Not all Kuma policies are applicable to Kuma Gateway (see table below). Kuma connection policies are selected by matching the source and destination expressions against sets of Kuma tags. In the case of Kuma Gateway the source selector is always matched against the Gateway listener tags, and the destination expression is matched against the backend destination tags configured on a Gateway Route.

When a Gateway Route forwards traffic, it may weight the traffic across multiple services. In this case, matching the destination for a connection policy becomes ambiguous. Although the traffic is proxied to more than one distinct service, Kuma can only configure the route with one connection policy. In this case, Kuma employs some simple heuristics to choose the policy. If all the backend destinations refer to the same service, Kuma will choose the oldest connection policy that has a matching destination service. However, if the backend destinations refer to different services, Kuma will prefer a connection policy with a wildcard destination (i.e. where the destination service is *).

Kuma may select different connection policies of the same type depending on the context.
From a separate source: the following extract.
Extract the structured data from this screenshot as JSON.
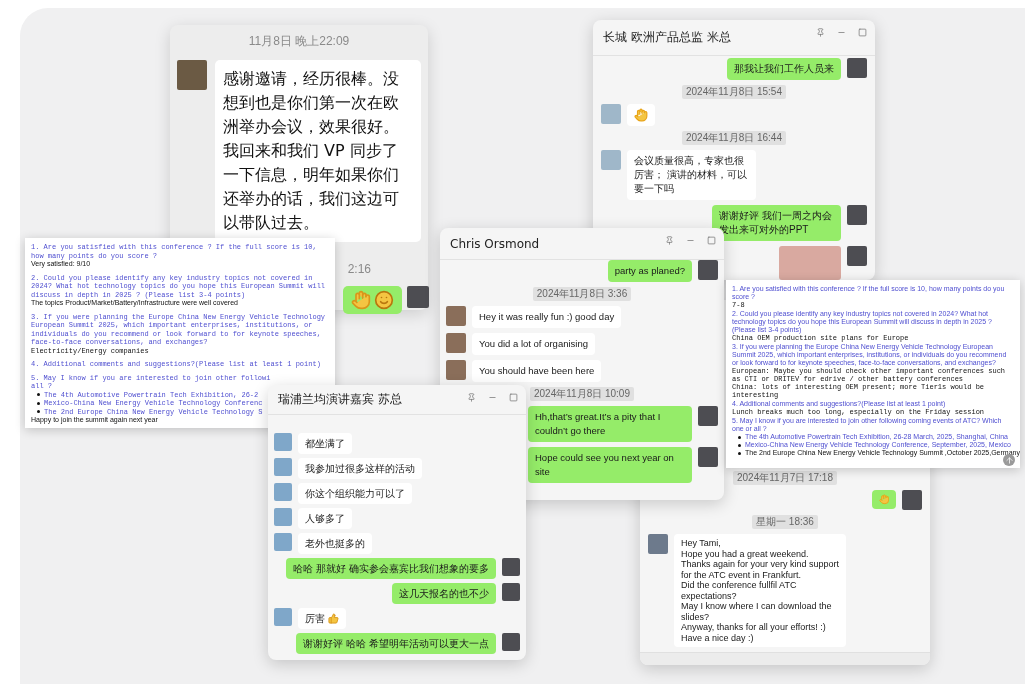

For example, when Kuma configures an Envoy route, there may be multiple candidate policies (due to the traffic splitting across destination services), but when Kuma configures an Envoy cluster there is usually only a single candidate (because clusters are defined to be a single service). This can result in situations where different policies (of the same type) are used for different parts of the Envoy configuration.

Policy GatewaySupport
Circuit Breaker Full
External Services Full
Fault Injection Full
Health Check Full
Proxy Template Full
Rate Limits Full
Retries Full
Traffic Permissions Full
Traffic Routes None
Traffic Log Partial
Timeouts Full
VirtualOutbounds None

You can find in each policy’s dedicated information with regard to builtin gateway support.

Last Updated: 11/8/2022, 18:52:45 PM